Updated: Mar 31, 2021
“It is very tempting to take the side of the perpetrator. All the perpetrator asks is that the bystander do nothing. He appeals to the universal desire to see, hear, and speak no evil. The victim, on the contrary, asks the bystander to share the burden of pain. The victim demands action, engagement, and remembering.” -Judith Herman, Trauma and Recovery: The aftermath of violence--from domestic abuse to political terror
“There were also women looking on from a distance; among them were Mary Magdalene, and Mary the mother of James the younger and of Joses, and Salome.” -The Gospel of Mark, chapter 15
Good Friday places us with these women, looking on from a distance, witnessing the violence of the cross. Love draws us here, as love drew them to this crux of terror and powerlessness, where they were caught between the perpetrators’ ask and the victims’ demand. Of course, we have been here before, on other days. Witnessing violence, forced to choose a side. Absorbing violence, crying aloud or silently for help. Or doing violence, then needing to pretend, all of us, that nothing happened.

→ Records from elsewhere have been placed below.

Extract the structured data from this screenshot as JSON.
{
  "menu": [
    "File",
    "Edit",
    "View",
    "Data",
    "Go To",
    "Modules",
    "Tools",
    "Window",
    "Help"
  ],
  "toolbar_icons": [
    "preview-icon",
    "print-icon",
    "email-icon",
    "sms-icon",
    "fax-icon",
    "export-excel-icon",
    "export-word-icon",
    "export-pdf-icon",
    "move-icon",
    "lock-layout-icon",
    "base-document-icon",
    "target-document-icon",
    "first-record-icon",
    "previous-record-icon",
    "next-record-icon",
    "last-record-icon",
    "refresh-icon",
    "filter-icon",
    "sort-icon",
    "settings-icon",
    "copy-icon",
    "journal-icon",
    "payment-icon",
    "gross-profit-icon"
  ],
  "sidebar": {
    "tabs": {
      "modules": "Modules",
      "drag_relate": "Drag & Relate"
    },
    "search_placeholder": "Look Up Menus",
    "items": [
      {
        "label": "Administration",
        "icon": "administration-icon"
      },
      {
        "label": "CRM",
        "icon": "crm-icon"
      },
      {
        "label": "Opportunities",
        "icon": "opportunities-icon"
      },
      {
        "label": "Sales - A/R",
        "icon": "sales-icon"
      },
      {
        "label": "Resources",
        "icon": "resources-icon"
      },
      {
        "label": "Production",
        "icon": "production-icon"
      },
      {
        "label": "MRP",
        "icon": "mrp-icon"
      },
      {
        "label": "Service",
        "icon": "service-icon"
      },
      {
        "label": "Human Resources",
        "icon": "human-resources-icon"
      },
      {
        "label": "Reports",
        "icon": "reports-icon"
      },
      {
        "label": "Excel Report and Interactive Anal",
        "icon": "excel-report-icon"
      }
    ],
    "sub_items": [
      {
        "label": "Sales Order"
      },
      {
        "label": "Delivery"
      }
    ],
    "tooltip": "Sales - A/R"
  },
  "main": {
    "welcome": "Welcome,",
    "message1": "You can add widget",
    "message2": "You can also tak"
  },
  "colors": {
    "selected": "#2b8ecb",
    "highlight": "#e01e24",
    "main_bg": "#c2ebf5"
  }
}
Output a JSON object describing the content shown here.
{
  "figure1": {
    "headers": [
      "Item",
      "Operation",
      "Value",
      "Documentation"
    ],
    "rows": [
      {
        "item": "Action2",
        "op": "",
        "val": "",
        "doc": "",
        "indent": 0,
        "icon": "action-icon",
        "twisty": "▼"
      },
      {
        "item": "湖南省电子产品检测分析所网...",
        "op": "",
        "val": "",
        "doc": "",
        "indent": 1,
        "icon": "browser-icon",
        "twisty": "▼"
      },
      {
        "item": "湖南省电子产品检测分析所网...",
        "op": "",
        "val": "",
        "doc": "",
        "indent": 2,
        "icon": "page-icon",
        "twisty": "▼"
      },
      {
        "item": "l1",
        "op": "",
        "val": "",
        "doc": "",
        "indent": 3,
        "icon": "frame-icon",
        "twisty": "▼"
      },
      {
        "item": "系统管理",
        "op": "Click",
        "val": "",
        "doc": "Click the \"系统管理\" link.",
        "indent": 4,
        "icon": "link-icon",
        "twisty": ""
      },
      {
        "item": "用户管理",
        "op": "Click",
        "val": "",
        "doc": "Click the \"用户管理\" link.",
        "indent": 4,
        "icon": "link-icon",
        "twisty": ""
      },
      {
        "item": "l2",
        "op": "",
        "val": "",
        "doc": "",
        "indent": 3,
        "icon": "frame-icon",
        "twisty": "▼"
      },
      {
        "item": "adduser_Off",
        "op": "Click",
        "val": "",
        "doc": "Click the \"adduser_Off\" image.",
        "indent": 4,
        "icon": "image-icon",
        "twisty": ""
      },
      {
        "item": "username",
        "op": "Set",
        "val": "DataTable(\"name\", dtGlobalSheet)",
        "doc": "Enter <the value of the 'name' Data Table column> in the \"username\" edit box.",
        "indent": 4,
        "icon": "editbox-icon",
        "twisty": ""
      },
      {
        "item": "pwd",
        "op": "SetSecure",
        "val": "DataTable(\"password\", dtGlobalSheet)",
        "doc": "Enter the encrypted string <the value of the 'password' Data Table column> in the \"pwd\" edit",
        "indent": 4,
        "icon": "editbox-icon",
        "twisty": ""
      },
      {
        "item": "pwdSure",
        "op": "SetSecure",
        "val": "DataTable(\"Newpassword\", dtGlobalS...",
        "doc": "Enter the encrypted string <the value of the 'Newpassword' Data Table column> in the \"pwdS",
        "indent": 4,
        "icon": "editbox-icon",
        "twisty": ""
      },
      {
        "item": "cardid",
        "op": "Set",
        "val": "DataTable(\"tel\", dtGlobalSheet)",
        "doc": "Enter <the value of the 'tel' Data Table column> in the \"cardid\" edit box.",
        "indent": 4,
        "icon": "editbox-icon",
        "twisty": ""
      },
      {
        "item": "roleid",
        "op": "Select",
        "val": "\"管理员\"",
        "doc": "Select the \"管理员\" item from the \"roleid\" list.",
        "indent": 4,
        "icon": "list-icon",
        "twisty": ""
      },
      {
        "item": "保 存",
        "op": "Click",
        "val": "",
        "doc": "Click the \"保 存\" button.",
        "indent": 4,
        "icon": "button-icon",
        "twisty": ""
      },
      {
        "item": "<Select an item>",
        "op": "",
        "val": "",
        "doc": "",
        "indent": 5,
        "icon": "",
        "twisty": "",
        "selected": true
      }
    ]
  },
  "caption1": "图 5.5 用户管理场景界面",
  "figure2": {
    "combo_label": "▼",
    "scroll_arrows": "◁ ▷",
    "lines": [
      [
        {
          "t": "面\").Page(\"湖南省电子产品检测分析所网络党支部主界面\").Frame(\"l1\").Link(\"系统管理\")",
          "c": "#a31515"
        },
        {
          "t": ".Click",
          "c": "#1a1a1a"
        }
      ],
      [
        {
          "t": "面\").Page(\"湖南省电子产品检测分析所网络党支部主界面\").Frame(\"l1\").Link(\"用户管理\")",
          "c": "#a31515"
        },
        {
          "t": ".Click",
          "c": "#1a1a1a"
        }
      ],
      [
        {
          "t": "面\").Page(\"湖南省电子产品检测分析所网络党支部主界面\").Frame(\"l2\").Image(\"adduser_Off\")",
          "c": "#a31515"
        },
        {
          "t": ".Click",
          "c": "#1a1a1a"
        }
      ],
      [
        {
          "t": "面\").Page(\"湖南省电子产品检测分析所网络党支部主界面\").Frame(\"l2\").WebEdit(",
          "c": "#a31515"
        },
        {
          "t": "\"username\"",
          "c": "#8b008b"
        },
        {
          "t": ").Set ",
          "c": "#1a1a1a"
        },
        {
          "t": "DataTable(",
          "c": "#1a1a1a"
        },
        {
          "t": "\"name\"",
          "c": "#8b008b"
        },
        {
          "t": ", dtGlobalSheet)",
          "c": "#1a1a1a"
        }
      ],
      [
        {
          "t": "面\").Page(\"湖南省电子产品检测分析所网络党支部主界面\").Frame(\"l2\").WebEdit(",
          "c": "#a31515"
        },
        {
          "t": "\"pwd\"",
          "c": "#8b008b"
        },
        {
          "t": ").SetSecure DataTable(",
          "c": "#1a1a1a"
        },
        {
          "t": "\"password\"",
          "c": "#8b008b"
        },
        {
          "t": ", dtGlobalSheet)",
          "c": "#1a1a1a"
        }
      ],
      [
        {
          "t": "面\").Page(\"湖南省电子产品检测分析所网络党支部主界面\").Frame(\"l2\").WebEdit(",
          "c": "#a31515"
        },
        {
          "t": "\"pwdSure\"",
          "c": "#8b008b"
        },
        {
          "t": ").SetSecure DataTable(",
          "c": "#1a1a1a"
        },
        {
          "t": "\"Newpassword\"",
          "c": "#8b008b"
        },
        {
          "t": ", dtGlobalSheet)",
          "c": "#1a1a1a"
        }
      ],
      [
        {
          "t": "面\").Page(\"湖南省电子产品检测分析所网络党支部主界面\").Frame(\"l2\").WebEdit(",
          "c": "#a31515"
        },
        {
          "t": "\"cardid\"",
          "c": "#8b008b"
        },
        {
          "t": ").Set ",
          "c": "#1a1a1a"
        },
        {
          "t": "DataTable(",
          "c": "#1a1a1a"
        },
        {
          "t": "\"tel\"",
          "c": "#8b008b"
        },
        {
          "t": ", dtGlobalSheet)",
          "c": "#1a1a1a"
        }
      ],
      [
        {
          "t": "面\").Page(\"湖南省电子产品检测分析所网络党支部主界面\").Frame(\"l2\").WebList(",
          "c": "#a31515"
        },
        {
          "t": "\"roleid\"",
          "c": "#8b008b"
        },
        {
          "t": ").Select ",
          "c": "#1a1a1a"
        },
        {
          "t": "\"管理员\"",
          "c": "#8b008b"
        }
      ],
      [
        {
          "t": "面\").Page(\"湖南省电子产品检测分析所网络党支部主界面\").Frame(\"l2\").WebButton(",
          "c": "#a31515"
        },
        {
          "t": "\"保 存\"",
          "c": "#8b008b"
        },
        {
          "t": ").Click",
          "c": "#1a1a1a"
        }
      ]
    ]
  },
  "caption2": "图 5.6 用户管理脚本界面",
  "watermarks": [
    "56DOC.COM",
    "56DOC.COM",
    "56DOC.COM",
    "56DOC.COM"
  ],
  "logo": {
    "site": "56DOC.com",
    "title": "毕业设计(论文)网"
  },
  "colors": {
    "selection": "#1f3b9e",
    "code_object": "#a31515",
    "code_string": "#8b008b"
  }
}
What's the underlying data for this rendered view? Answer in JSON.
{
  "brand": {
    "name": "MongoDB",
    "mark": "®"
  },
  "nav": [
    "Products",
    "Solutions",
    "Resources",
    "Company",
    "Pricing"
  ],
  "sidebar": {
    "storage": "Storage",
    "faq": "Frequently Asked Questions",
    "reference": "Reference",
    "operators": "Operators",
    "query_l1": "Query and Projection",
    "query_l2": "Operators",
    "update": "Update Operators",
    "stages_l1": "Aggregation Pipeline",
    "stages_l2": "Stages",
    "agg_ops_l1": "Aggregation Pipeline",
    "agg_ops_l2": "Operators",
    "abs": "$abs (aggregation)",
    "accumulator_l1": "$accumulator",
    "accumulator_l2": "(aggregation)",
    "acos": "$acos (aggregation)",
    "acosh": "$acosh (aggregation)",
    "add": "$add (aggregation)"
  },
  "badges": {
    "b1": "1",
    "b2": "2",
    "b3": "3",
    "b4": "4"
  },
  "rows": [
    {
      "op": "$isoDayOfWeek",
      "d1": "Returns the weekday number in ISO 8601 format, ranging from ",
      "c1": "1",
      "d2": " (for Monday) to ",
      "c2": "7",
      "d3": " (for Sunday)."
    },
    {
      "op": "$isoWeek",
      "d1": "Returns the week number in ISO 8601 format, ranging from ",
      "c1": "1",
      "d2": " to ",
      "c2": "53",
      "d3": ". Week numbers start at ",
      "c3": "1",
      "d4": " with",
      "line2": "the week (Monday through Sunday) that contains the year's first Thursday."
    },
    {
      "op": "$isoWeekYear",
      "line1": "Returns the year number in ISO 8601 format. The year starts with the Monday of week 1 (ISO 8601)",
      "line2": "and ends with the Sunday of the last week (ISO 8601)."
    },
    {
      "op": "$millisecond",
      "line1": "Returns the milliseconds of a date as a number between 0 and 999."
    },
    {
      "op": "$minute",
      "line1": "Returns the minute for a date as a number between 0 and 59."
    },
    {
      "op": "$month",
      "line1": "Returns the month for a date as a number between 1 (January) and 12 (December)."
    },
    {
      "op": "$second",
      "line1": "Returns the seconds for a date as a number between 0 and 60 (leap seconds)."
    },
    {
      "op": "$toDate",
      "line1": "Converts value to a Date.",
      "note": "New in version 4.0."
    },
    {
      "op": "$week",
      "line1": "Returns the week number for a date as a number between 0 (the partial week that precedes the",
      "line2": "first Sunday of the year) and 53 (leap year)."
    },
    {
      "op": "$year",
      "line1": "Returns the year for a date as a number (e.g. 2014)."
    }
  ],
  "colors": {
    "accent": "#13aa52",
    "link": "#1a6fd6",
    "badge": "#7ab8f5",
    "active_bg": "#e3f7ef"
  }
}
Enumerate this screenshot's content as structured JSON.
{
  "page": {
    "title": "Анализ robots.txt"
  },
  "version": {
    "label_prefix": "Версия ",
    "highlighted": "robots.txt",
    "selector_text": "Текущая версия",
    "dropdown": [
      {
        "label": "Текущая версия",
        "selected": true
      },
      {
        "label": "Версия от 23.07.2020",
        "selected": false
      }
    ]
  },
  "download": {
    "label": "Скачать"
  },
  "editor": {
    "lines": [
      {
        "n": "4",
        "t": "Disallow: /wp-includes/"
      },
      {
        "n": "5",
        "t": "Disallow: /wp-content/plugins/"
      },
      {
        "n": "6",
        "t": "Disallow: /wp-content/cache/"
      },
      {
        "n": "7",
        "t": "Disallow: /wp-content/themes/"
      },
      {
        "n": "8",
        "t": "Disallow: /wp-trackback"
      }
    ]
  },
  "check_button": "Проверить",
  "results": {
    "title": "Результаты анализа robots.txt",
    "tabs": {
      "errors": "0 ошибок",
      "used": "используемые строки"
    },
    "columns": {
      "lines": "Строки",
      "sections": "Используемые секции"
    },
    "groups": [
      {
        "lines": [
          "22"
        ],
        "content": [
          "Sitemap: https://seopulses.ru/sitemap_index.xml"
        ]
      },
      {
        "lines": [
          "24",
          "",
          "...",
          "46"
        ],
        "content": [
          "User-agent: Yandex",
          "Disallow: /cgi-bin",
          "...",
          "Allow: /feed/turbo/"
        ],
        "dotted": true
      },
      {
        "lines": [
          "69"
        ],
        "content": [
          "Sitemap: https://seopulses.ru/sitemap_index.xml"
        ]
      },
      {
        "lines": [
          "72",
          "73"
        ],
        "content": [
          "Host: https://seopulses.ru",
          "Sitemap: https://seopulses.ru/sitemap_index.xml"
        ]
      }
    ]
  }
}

Christ brought us here simply to hold us in Love: to hold all traumatic reality in God’s own consciousness, as we become able to hold it too. Christ shares the burden of the pain. Christ’s action, God’s own engagement, heaven itself remembering--these make this day good and open a way for recovery, resilience, and the healing we call “justice.” Judith Herman says, “To hold traumatic reality in consciousness requires a social context that affirms and protects the victim and joins victim and witness in a common alliance. For the individual victim, this social context is created by relationships with friends, lovers, and family. For the larger society, the social context is created by political movements that give voice to the disempowered.” Such is the living Christ’s invitation to us, with the women, on Easter morning. To take the side of the victim. To nurture and sustain such a social context, a beloved community. To organize.
Sunday, that liberation day, is coming. Let today be Friday. Our souls need this Friday: one day each year to stop and behold the unorganizable, holy mystery of Love bearing all that is unbearable.